╔══

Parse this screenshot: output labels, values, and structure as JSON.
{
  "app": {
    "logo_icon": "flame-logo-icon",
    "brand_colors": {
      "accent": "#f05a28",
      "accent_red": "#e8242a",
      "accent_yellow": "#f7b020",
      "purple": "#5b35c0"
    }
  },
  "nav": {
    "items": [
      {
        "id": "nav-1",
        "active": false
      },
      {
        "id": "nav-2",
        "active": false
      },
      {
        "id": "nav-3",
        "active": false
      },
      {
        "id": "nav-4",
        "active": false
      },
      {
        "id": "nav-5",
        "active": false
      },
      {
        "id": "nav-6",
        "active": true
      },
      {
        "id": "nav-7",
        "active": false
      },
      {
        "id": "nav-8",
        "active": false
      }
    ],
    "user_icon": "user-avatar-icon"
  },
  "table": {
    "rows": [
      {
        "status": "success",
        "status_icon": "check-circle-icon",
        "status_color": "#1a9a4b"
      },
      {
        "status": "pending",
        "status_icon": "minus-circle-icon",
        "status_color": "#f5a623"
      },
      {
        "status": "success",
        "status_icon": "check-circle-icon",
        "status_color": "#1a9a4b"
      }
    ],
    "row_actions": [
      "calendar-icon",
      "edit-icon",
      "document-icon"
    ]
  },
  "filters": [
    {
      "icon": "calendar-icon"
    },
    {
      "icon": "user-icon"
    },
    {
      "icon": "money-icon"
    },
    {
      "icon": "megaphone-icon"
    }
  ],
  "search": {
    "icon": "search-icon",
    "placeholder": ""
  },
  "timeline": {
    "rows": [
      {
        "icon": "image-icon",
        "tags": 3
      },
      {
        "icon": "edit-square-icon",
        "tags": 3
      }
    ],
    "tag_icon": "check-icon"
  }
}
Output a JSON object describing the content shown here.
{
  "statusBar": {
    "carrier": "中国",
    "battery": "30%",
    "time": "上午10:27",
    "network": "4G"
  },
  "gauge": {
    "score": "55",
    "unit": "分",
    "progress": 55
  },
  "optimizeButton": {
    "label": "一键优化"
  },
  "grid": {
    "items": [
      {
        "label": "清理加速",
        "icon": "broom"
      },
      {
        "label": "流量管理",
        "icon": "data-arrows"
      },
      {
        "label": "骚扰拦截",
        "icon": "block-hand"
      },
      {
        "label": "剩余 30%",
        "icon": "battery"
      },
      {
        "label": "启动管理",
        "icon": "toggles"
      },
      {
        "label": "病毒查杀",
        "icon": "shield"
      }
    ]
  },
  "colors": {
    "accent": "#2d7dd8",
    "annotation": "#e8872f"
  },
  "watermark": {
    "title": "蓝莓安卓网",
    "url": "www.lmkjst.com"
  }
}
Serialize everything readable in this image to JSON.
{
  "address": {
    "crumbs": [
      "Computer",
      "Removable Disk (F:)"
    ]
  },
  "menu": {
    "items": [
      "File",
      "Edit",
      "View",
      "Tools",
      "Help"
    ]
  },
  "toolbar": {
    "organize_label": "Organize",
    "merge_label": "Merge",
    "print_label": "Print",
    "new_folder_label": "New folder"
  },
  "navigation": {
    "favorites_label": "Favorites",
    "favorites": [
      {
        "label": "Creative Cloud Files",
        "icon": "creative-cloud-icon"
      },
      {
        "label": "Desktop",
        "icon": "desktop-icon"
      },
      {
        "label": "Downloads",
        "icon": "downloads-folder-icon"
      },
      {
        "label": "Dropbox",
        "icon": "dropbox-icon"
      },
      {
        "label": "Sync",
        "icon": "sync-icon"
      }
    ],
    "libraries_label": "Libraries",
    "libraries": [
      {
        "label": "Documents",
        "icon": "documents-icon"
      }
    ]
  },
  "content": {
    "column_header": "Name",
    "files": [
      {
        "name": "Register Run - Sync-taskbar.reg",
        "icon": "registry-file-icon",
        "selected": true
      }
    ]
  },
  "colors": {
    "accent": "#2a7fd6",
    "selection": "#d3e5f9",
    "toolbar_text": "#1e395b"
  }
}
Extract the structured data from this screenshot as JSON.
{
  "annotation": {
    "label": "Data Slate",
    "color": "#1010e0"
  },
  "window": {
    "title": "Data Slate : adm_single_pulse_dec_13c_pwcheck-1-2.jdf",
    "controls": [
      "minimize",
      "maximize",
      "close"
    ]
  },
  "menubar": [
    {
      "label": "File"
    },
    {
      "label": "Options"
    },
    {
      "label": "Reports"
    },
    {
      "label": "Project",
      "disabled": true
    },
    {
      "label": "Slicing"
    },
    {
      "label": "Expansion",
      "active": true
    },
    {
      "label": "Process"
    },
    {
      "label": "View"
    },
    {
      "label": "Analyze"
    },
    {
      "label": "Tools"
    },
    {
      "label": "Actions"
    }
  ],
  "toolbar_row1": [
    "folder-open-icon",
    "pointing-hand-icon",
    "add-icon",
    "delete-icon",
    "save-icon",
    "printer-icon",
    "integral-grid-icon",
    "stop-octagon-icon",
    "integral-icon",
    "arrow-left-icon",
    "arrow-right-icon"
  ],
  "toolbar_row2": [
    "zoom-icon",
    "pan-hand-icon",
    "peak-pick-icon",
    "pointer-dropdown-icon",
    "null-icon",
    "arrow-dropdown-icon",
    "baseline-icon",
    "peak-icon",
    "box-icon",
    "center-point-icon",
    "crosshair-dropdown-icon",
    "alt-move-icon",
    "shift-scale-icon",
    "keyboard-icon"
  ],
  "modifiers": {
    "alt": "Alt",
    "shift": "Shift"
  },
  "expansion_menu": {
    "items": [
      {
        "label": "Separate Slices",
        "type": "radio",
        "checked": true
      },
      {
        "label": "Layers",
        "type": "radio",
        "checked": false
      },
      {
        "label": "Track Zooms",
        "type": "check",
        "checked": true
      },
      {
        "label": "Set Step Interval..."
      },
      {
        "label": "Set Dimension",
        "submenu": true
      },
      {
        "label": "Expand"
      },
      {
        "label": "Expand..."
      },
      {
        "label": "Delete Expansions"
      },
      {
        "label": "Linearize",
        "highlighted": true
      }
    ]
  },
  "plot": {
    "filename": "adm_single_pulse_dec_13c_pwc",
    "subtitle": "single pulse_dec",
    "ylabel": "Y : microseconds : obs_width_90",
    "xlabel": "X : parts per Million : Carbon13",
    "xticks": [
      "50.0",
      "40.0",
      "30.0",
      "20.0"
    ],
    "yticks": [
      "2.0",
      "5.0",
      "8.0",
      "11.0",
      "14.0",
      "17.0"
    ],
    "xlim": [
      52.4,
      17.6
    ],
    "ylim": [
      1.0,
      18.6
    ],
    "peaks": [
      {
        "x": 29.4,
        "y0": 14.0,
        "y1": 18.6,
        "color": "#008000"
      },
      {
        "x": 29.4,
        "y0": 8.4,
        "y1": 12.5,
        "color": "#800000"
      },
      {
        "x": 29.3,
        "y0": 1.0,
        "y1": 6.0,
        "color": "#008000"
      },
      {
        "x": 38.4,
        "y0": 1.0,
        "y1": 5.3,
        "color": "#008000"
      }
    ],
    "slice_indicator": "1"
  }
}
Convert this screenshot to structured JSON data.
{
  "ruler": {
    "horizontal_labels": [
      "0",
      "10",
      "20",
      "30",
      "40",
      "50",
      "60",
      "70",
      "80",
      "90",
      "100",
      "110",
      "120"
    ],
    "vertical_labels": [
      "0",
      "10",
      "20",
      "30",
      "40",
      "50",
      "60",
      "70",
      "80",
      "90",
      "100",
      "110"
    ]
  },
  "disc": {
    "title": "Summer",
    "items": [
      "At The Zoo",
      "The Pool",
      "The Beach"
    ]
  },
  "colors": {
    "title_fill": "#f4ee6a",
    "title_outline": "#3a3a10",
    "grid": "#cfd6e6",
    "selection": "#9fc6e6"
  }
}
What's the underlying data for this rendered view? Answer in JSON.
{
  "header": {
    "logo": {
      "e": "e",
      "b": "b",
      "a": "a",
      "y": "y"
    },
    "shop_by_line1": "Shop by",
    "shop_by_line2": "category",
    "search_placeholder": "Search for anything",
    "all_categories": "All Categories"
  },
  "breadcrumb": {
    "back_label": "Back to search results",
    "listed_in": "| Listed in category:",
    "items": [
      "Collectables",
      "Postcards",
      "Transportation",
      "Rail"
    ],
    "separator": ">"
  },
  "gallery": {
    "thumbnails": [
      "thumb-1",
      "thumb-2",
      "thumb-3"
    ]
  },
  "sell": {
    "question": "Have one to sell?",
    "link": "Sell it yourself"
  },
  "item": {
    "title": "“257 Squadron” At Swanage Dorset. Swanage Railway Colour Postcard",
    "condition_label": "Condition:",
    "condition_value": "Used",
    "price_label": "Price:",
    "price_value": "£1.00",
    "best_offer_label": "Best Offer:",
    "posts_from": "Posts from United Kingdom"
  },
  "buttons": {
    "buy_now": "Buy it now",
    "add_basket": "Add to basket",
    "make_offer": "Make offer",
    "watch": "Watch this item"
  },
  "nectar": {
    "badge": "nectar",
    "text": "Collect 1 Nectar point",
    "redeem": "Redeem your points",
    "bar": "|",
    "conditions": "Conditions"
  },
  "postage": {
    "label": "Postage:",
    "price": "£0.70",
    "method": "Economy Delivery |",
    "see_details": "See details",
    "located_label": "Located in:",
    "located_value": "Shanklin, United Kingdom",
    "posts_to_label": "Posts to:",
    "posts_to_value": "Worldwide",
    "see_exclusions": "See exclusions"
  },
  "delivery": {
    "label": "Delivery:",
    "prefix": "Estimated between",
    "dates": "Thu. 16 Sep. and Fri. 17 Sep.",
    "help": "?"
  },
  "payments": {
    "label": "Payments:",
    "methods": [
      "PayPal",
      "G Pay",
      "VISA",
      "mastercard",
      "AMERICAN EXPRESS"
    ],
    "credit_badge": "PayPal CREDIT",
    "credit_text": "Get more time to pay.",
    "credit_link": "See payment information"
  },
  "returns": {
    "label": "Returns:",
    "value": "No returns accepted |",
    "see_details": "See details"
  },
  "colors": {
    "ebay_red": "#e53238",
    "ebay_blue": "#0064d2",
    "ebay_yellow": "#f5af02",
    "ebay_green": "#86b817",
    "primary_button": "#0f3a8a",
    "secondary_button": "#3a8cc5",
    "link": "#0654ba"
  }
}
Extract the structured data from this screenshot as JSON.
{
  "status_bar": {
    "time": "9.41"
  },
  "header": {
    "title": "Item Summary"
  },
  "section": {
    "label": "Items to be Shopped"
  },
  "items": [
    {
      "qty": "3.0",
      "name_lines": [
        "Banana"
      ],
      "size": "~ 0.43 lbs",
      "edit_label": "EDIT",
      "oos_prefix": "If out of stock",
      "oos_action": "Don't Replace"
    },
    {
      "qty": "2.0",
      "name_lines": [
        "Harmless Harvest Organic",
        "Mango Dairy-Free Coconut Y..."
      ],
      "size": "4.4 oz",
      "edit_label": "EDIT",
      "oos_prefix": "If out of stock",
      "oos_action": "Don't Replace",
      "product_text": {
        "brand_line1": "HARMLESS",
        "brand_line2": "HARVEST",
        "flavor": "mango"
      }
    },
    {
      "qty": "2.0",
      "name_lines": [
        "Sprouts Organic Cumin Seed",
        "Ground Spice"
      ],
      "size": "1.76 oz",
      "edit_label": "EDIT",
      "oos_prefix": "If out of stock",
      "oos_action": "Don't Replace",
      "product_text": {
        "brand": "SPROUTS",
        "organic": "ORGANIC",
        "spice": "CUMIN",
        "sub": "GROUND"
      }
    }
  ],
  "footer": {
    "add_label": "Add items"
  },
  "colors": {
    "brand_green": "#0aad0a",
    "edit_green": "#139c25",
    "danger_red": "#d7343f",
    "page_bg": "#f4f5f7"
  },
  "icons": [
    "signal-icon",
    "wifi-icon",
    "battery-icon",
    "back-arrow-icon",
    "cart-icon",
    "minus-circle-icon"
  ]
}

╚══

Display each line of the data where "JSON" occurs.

_SOLUTION FOR THIS PROBLEM_
Parse this screenshot: output labels, values, and structure as JSON.
Output a JSON object describing the content shown here.
Serialize everything readable in this image to JSON.
Extract the structured data from this screenshot as JSON.
Convert this screenshot to structured JSON data.
What's the underlying data for this rendered view? Answer in JSON.
Extract the structured data from this screenshot as JSON.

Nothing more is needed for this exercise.